Spanier’s Conviction Highlights Lessons of Sandusky Scandal

March 24, 2017

Gene J. Puskar, AP Images
The verdict in Graham Spanier’s trial brought with it fresh reminders of the Penn State child-molestation scandal, but it also offered higher-education officials a chance to reflect on what might be learned from how the university handled the problem.

The guilty verdict in the trial of Graham B. Spanier marked a milestone in the long-running tale of misery at Pennsylvania State University. Mr. Spanier served as president of the university for 16 years, until revelations of child sexual abuse involving the former football coach Jerry Sandusky blew up his career and dealt a powerful blow to the institution’s reputation.

A Pennsylvania jury on Friday found Mr. Spanier guilty on one misdemeanor count of child endangerment, while finding him not guilty on another count of endangerment and a count of criminal conspiracy. Though the verdict brought with it fresh reminders of the scandal and threatened to reopen old wounds, it also offered higher-education officials across the country a chance to reflect on how Penn State handled its problems and what others might learn from that.

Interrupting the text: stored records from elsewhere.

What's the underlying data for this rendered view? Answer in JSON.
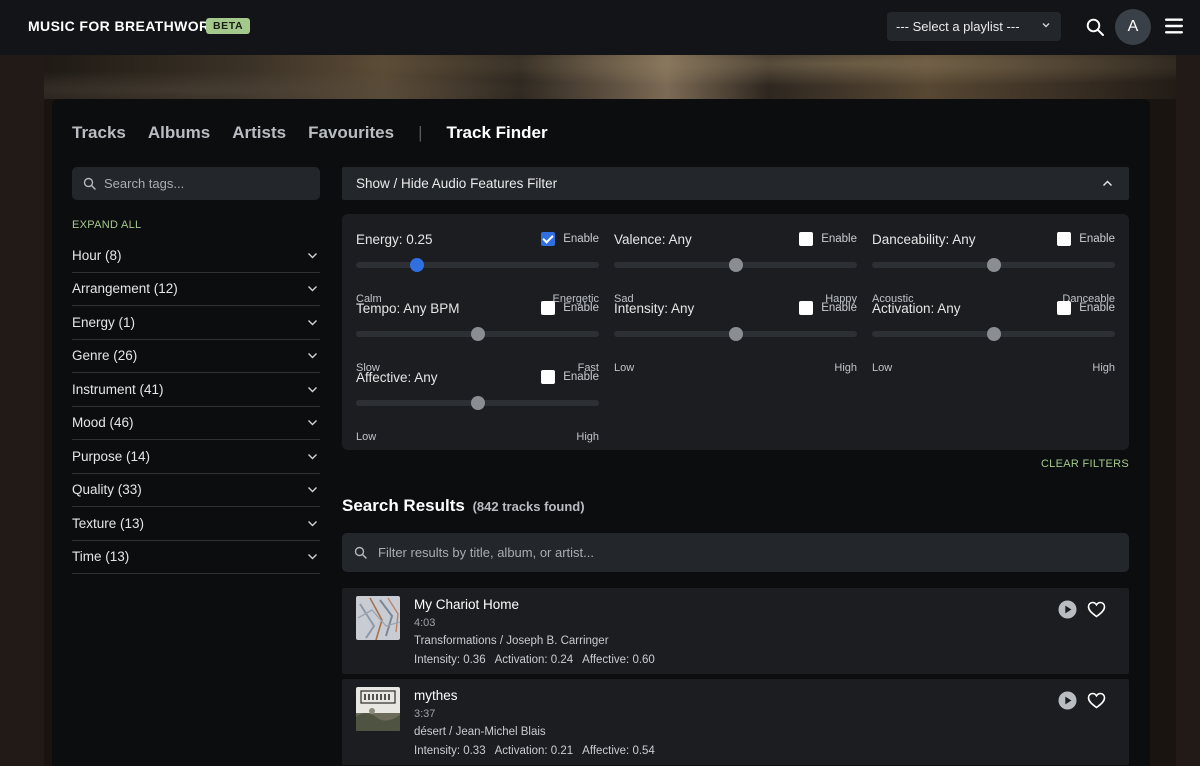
{
  "header": {
    "brand": "MUSIC FOR BREATHWORK",
    "badge": "BETA",
    "playlist_select": "--- Select a playlist ---",
    "avatar_initial": "A"
  },
  "tabs": [
    {
      "label": "Tracks",
      "active": false
    },
    {
      "label": "Albums",
      "active": false
    },
    {
      "label": "Artists",
      "active": false
    },
    {
      "label": "Favourites",
      "active": false
    },
    {
      "label": "Track Finder",
      "active": true
    }
  ],
  "tab_separator": "|",
  "sidebar": {
    "search_placeholder": "Search tags...",
    "expand_all": "EXPAND ALL",
    "tags": [
      "Hour (8)",
      "Arrangement (12)",
      "Energy (1)",
      "Genre (26)",
      "Instrument (41)",
      "Mood (46)",
      "Purpose (14)",
      "Quality (33)",
      "Texture (13)",
      "Time (13)"
    ]
  },
  "audio_features": {
    "toggle_label": "Show / Hide Audio Features Filter",
    "enable_label": "Enable",
    "clear_filters": "CLEAR FILTERS",
    "features": [
      {
        "label": "Energy: 0.25",
        "enabled": true,
        "value": 0.25,
        "low": "Calm",
        "high": "Energetic"
      },
      {
        "label": "Valence: Any",
        "enabled": false,
        "value": 0.5,
        "low": "Sad",
        "high": "Happy"
      },
      {
        "label": "Danceability: Any",
        "enabled": false,
        "value": 0.5,
        "low": "Acoustic",
        "high": "Danceable"
      },
      {
        "label": "Tempo: Any BPM",
        "enabled": false,
        "value": 0.5,
        "low": "Slow",
        "high": "Fast"
      },
      {
        "label": "Intensity: Any",
        "enabled": false,
        "value": 0.5,
        "low": "Low",
        "high": "High"
      },
      {
        "label": "Activation: Any",
        "enabled": false,
        "value": 0.5,
        "low": "Low",
        "high": "High"
      },
      {
        "label": "Affective: Any",
        "enabled": false,
        "value": 0.5,
        "low": "Low",
        "high": "High"
      }
    ]
  },
  "results": {
    "heading": "Search Results",
    "count": "(842 tracks found)",
    "filter_placeholder": "Filter results by title, album, or artist...",
    "tracks": [
      {
        "title": "My Chariot Home",
        "duration": "4:03",
        "album": "Transformations",
        "artist": "Joseph B. Carringer",
        "intensity": "Intensity: 0.36",
        "activation": "Activation: 0.24",
        "affective": "Affective: 0.60"
      },
      {
        "title": "mythes",
        "duration": "3:37",
        "album": "désert",
        "artist": "Jean-Michel Blais",
        "intensity": "Intensity: 0.33",
        "activation": "Activation: 0.21",
        "affective": "Affective: 0.54"
      }
    ]
  },
  "colors": {
    "accent": "#2f6fe0",
    "green": "#a5c98c",
    "panel": "#0c0d0f",
    "card": "#1b1d21"
  }
}
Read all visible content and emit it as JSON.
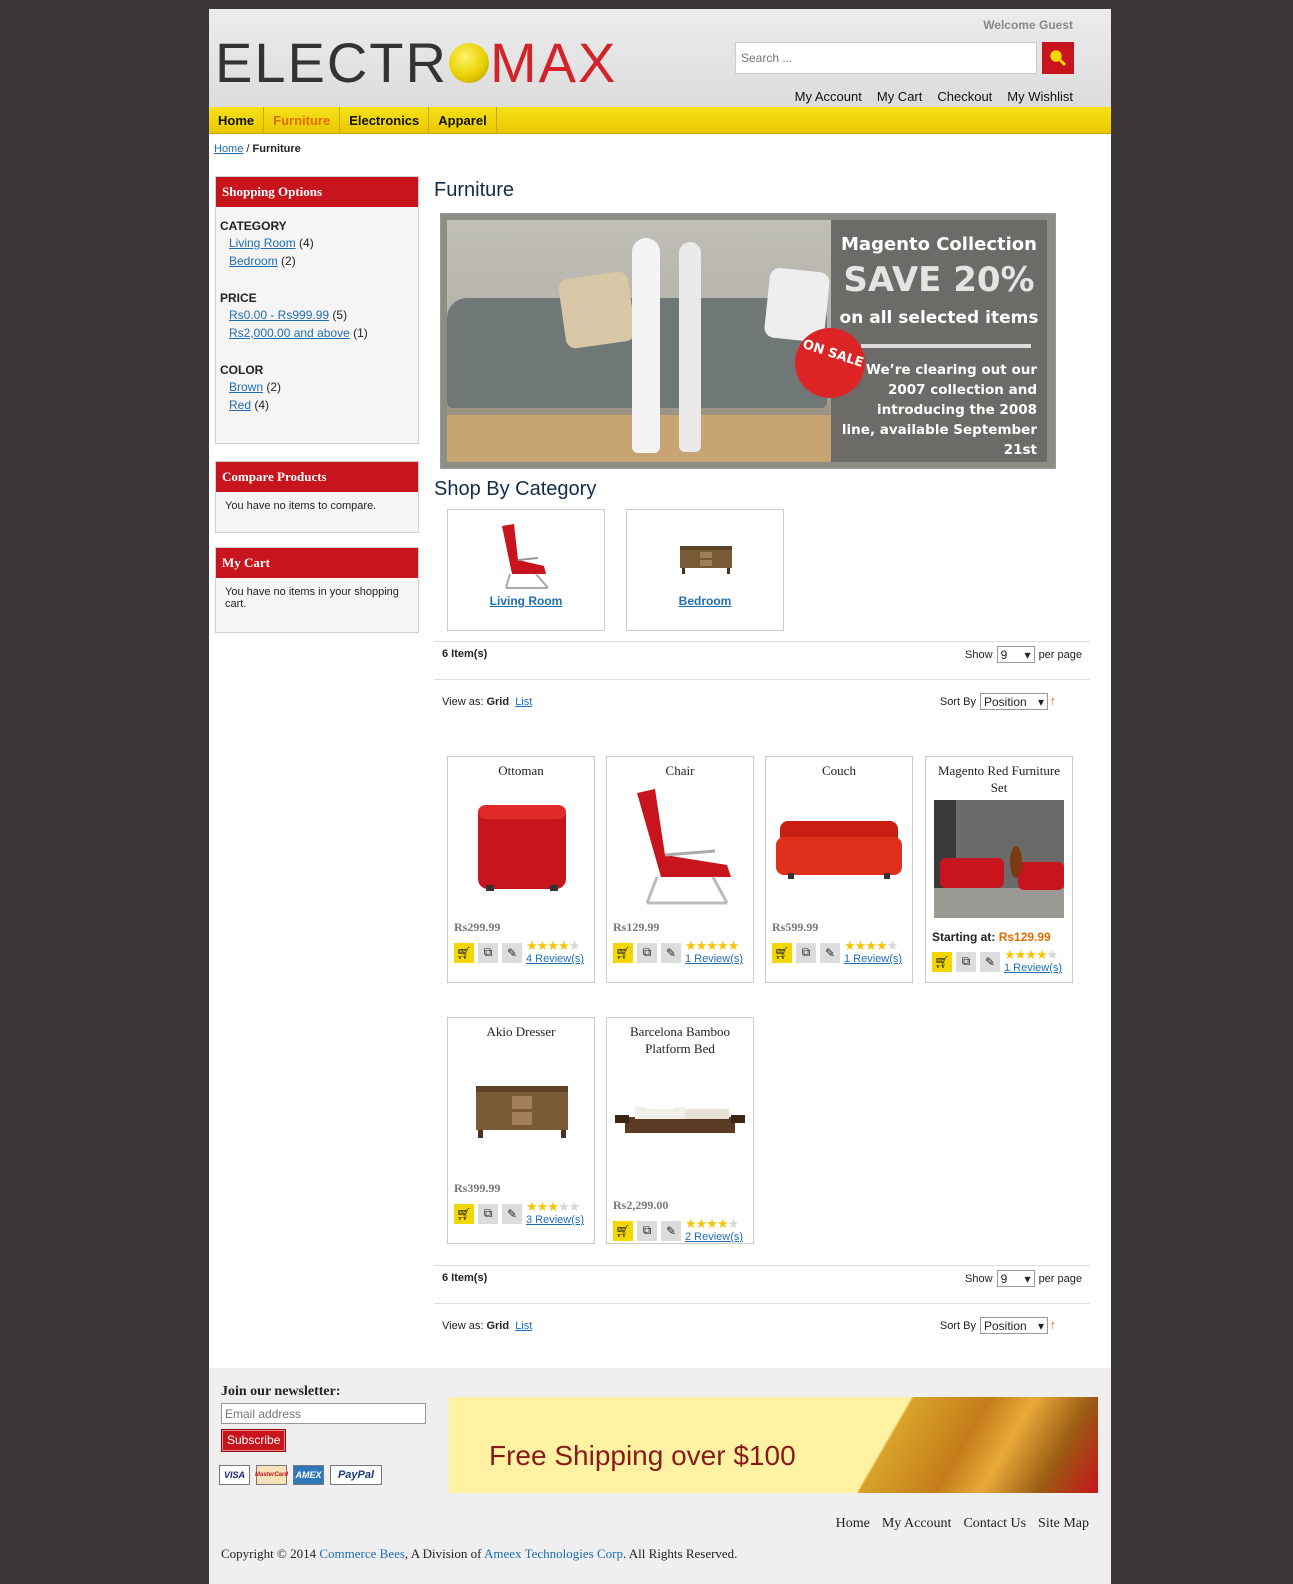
{
  "header": {
    "welcome": "Welcome Guest",
    "logo_part1": "ELECTR",
    "logo_part2": "MAX",
    "search_placeholder": "Search ...",
    "links": [
      "My Account",
      "My Cart",
      "Checkout",
      "My Wishlist"
    ]
  },
  "nav": {
    "items": [
      "Home",
      "Furniture",
      "Electronics",
      "Apparel"
    ],
    "active": "Furniture"
  },
  "breadcrumb": {
    "home": "Home",
    "separator": " / ",
    "current": "Furniture"
  },
  "sidebar": {
    "shopping_options": {
      "title": "Shopping Options",
      "groups": [
        {
          "name": "CATEGORY",
          "items": [
            {
              "label": "Living Room",
              "count": "(4)"
            },
            {
              "label": "Bedroom",
              "count": "(2)"
            }
          ]
        },
        {
          "name": "PRICE",
          "items": [
            {
              "label": "Rs0.00 - Rs999.99",
              "count": "(5)"
            },
            {
              "label": "Rs2,000.00 and above",
              "count": "(1)"
            }
          ]
        },
        {
          "name": "COLOR",
          "items": [
            {
              "label": "Brown",
              "count": "(2)"
            },
            {
              "label": "Red",
              "count": "(4)"
            }
          ]
        }
      ]
    },
    "compare": {
      "title": "Compare Products",
      "text": "You have no items to compare."
    },
    "cart": {
      "title": "My Cart",
      "text": "You have no items in your shopping cart."
    }
  },
  "main": {
    "title": "Furniture",
    "banner": {
      "line1": "Magento Collection",
      "line2": "SAVE 20%",
      "line3": "on all selected items",
      "line4": "We’re clearing out our 2007 collection and introducing the 2008 line, available September 21st",
      "sale": "ON SALE"
    },
    "shop_by_category": "Shop By Category",
    "categories": [
      "Living Room",
      "Bedroom"
    ],
    "toolbar": {
      "items": "6 Item(s)",
      "show": "Show",
      "per_page_value": "9",
      "per_page": "per page",
      "view_as": "View as:",
      "grid": "Grid",
      "list": "List",
      "sort_by": "Sort By",
      "sort_value": "Position"
    },
    "products": [
      {
        "name": "Ottoman",
        "price": "Rs299.99",
        "rating": 3.5,
        "reviews": "4 Review(s)",
        "color": "#c8141c"
      },
      {
        "name": "Chair",
        "price": "Rs129.99",
        "rating": 5,
        "reviews": "1 Review(s)",
        "color": "#c8141c"
      },
      {
        "name": "Couch",
        "price": "Rs599.99",
        "rating": 3.5,
        "reviews": "1 Review(s)",
        "color": "#d62a18"
      },
      {
        "name": "Magento Red Furniture Set",
        "price_prefix": "Starting at:",
        "price": "Rs129.99",
        "rating": 4,
        "reviews": "1 Review(s)",
        "color": "#c8141c"
      },
      {
        "name": "Akio Dresser",
        "price": "Rs399.99",
        "rating": 3,
        "reviews": "3 Review(s)",
        "color": "#7a5a36"
      },
      {
        "name": "Barcelona Bamboo Platform Bed",
        "price": "Rs2,299.00",
        "rating": 4,
        "reviews": "2 Review(s)",
        "color": "#5a3a22"
      }
    ]
  },
  "footer": {
    "newsletter_title": "Join our newsletter:",
    "email_placeholder": "Email address",
    "subscribe": "Subscribe",
    "cards": [
      "VISA",
      "MasterCard",
      "AMEX",
      "PayPal"
    ],
    "shipping": "Free Shipping over $100",
    "links": [
      "Home",
      "My Account",
      "Contact Us",
      "Site Map"
    ],
    "copyright_pre": "Copyright © 2014 ",
    "company": "Commerce Bees",
    "copyright_mid": ", A Division of ",
    "parent": "Ameex Technologies Corp",
    "copyright_post": ". All Rights Reserved."
  },
  "colors": {
    "brand_red": "#c8141c",
    "nav_yellow": "#f2d800",
    "accent_orange": "#e36b00",
    "link_blue": "#1f6eb5"
  }
}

"University officials will be relieved that yet another chapter in this seemingly unending crisis is closing," said Zach Olsen, president of Infinite Global, a crisis-communications firm that works with colleges and other institutions facing legal challenges or other highly publicized controversies.

The university said in a written statement that the verdict in Mr. Spanier’s trial brought some "closure" to the scandal, which has cost the university about a quarter of a billion dollars in fines, legal costs and settlements.

Looking back at the scope of the situation, higher-education experts said it was clear just how poorly Penn State officials reacted to the events as they unfolded.

"There's no dispute that this was mishandled," said Dan Schorr, who looks at sexual-misconduct and Title IX cases for Kroll, a risk-management and consulting company.

Until recently, Mr. Schorr said, it was not common for universities to vigorously investigate their leadership or popular figures on campus, such as football coaches. The fallout from the Penn State scandal has made it clear that not only should universities quickly undertake such investigations, but also that inquiries need to be independent from the people being investigated and not managed by the campus's president.

Daniel H. Sharphorn, vice chancellor and general counsel for the University of Texas system, said no official at the university can be above reproach from such serious allegations.

"Even a hint, however slight, remote, or incredible of such gross misconduct in one's institution must be carefully and rigorously pursued to find the facts and reach a firm conclusion," he said in an email.

Richard D. Legon, president of the Association of Governing Boards of Universities and Colleges, said the Penn State situation didn't change how he viewed the importance of good governance. Instead, he said, it reinforced the consequences of a poor relationship between the trustees and the president. Presidents need to have a trusting and transparent relationship with trustees in order to bring difficult situations to their attention, Mr. Legon said.

In addition, he said, everyone on the board needs to be well-informed; there can't be a group of insiders who try to manage the most sensitive issues.

Erin A. Hennessy, vice president at TVP Communications, said the Penn State scandal didn't change practices in crisis communications, but it underscored the importance of clear and honest public information from a college's administration.

"There are real and weighty consequences both for our institutions and for our leaders when they are not truthful, accountable, and transparent," she said in an email.

That need to communicate early may conflict with the more cautious approach of the college's lawyer, she said, but the court of public opinion won't be waiting for the legal outcomes.

"Counsel often advises against early and open communication in order to protect the institution from vulnerabilities," she said. But colleges "open themselves to a whole new set of vulnerabilities if they delay communication."

Eric Kelderman writes about money and accountability in higher education, including such areas as state policy, accreditation, and legal affairs. You can find him on Twitter @etkeld, or email him at eric.kelderman@chronicle.com.